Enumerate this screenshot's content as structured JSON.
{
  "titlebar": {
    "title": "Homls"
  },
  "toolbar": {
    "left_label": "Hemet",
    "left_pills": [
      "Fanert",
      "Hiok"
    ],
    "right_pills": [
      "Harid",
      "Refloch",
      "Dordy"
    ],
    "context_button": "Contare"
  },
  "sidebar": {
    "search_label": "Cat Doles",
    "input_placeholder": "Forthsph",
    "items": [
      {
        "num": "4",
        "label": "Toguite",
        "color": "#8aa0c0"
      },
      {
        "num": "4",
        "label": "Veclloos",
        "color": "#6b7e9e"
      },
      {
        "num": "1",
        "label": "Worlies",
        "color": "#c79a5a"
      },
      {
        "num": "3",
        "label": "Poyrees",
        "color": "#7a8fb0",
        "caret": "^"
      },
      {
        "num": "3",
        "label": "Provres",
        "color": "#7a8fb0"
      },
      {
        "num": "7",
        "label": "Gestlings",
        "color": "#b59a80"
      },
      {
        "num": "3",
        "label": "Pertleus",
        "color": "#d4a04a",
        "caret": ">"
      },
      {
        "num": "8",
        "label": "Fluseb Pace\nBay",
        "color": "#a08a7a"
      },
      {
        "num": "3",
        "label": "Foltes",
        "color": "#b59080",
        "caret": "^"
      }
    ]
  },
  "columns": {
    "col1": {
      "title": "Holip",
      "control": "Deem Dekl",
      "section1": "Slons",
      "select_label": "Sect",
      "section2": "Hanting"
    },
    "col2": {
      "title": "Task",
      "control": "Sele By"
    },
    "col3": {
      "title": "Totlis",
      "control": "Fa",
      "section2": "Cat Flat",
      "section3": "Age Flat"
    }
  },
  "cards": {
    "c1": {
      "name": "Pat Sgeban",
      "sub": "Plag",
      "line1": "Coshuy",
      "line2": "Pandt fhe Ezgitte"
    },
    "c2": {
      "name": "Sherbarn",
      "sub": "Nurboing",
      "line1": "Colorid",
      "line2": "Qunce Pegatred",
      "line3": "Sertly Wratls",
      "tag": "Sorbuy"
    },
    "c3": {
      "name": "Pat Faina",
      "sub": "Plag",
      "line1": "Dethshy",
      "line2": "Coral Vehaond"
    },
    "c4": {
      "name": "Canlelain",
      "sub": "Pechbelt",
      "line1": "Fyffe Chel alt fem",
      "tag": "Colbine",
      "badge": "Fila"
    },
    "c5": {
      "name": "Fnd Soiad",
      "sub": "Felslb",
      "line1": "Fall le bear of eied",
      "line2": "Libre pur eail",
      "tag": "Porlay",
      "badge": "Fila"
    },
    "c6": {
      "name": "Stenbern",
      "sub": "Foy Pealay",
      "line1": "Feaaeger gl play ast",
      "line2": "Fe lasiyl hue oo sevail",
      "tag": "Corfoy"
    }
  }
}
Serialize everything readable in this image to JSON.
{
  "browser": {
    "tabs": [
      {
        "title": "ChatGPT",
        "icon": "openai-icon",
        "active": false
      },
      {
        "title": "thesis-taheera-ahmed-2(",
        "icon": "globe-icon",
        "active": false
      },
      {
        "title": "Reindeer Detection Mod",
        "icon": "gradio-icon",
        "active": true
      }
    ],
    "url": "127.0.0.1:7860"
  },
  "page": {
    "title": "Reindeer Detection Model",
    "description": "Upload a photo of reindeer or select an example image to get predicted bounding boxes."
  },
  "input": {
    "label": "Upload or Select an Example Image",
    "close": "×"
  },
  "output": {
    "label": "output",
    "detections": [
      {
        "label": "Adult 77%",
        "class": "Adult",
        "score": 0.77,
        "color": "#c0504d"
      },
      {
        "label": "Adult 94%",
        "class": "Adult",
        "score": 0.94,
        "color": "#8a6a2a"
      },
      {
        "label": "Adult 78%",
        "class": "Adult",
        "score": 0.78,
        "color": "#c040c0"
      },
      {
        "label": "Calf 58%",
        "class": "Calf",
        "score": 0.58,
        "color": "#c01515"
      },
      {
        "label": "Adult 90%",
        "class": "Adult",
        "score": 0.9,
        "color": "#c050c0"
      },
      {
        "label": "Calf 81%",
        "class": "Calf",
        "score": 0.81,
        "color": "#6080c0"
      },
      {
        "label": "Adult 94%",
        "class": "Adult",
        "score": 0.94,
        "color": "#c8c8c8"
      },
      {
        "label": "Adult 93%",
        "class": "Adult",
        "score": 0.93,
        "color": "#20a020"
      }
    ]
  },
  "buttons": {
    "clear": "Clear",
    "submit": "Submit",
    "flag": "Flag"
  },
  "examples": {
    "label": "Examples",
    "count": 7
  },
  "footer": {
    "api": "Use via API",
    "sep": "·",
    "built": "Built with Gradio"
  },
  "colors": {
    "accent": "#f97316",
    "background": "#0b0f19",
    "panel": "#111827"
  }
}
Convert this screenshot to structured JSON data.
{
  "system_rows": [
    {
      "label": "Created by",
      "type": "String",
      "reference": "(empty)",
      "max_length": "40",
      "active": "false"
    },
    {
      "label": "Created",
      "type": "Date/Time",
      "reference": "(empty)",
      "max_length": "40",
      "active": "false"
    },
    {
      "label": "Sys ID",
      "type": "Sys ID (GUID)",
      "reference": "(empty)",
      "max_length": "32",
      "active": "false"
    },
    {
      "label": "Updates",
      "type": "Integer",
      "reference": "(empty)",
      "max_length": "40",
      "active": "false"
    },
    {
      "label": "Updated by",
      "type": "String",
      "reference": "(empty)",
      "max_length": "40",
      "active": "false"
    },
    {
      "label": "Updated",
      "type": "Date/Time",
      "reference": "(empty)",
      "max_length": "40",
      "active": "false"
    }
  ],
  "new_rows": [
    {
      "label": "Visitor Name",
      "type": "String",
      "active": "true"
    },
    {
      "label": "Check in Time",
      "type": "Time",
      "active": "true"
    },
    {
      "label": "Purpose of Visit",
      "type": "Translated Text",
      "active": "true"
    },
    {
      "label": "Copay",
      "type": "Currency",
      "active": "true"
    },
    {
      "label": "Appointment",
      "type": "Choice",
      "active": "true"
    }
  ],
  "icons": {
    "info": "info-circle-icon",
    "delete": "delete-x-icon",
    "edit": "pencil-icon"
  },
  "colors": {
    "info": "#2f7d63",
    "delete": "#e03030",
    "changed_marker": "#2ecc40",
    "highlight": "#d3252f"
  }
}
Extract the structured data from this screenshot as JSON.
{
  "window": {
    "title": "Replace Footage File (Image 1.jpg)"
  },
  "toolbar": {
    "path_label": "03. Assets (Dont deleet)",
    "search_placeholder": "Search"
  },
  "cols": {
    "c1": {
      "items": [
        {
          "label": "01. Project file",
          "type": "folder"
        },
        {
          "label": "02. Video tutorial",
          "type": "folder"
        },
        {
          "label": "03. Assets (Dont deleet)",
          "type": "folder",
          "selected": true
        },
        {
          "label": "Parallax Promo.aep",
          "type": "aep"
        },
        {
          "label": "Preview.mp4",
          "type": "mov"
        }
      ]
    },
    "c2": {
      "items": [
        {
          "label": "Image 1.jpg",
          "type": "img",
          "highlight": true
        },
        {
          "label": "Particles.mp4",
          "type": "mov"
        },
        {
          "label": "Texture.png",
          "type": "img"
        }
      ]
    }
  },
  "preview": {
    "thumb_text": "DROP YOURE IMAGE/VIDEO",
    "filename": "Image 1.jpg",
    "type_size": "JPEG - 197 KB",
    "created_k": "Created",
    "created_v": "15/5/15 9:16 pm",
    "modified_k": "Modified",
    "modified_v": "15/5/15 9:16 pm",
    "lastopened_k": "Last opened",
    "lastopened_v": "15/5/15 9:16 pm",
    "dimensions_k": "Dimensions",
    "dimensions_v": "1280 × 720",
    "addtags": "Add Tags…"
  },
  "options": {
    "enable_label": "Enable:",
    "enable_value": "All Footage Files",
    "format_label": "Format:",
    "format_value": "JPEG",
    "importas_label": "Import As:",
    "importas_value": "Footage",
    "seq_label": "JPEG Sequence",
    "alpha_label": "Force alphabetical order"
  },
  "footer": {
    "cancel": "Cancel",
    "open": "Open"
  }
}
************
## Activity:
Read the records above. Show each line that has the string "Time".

## Exercise result:
      "type": "Date/Time",
      "type": "Date/Time",
      "label": "Check in Time",
      "type": "Time",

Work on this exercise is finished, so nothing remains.